Data:
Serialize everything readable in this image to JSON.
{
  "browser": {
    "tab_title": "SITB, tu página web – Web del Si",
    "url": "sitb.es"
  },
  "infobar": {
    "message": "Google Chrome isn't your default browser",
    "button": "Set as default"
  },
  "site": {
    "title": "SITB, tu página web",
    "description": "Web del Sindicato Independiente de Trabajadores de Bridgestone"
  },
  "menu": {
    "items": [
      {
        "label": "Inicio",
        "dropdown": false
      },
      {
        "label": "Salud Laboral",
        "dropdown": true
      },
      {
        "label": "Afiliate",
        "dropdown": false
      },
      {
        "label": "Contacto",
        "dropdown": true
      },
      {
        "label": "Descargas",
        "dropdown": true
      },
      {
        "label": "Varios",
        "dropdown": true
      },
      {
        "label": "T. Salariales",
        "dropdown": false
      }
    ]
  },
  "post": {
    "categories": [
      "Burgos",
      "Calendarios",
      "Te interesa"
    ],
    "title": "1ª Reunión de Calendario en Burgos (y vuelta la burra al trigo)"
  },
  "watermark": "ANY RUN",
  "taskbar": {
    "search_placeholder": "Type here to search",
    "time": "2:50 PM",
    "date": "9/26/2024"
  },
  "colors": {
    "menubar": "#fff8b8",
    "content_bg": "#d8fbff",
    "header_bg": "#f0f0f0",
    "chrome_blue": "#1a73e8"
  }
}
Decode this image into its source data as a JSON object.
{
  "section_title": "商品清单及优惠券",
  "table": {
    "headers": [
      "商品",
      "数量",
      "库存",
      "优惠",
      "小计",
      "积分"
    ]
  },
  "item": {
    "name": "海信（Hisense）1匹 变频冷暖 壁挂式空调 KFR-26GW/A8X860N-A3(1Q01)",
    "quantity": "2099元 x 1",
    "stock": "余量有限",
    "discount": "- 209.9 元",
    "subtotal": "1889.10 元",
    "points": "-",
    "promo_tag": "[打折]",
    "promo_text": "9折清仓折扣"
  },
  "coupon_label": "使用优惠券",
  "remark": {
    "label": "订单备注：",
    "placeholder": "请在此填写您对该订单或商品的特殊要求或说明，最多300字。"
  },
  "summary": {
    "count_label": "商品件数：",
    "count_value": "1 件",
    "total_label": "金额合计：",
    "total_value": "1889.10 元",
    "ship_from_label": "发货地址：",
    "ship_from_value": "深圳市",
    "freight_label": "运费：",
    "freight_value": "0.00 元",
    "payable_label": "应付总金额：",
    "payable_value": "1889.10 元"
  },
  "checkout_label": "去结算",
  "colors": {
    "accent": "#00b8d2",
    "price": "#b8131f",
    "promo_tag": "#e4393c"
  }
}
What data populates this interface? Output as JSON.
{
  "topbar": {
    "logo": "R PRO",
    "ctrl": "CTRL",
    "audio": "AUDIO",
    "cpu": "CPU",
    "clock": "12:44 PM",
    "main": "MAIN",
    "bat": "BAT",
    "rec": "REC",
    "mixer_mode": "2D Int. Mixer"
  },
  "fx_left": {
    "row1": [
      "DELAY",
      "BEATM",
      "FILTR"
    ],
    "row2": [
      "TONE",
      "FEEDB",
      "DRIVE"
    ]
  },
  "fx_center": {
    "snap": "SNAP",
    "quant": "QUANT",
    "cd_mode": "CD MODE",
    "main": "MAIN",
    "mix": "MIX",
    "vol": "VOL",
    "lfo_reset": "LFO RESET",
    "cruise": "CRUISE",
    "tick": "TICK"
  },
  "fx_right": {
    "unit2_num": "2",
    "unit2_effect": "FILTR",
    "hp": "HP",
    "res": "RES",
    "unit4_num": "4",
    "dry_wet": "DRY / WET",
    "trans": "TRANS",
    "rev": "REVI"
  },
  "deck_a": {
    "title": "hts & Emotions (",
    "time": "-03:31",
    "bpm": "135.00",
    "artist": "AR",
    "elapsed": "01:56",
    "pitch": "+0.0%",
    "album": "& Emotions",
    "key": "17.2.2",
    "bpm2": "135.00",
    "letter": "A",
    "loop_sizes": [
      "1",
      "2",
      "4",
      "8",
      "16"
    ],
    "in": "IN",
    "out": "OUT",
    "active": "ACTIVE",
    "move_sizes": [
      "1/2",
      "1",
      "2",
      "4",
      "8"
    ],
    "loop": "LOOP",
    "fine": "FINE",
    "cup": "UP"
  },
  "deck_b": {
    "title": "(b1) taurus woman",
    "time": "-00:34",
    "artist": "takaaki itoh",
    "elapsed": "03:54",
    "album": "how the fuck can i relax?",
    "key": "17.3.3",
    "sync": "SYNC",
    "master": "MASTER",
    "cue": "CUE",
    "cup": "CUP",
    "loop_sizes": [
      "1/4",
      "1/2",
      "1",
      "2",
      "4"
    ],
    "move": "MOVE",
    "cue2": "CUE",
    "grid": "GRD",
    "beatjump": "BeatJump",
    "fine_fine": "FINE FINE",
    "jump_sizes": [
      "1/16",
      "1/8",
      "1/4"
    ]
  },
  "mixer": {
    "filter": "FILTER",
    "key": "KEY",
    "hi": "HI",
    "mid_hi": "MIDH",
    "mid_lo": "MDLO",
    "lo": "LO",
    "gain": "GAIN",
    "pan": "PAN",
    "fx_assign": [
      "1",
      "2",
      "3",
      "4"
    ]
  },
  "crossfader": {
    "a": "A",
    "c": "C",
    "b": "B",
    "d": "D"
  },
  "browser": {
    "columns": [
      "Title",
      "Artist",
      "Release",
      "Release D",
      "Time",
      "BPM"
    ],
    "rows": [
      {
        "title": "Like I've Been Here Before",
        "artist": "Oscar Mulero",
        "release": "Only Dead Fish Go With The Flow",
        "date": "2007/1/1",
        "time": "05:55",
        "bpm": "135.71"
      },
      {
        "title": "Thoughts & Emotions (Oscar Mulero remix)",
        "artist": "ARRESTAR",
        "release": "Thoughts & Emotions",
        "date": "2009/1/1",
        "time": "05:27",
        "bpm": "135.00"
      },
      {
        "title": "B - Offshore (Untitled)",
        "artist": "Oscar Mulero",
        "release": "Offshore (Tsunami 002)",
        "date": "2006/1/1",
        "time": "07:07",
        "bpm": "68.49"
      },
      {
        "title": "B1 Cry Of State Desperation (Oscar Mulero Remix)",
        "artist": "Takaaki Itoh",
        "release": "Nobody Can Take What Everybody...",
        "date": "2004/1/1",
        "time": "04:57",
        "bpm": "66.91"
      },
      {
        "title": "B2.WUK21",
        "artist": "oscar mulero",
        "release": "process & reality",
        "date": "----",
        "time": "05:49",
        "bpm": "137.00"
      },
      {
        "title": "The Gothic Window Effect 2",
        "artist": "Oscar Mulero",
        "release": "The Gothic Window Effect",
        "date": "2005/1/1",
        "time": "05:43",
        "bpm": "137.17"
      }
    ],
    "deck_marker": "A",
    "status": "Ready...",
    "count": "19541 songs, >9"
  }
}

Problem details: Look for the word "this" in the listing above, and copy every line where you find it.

Response area:
Serialize everything readable in this image to JSON.
Decode this image into its source data as a JSON object.
What data populates this interface? Output as JSON.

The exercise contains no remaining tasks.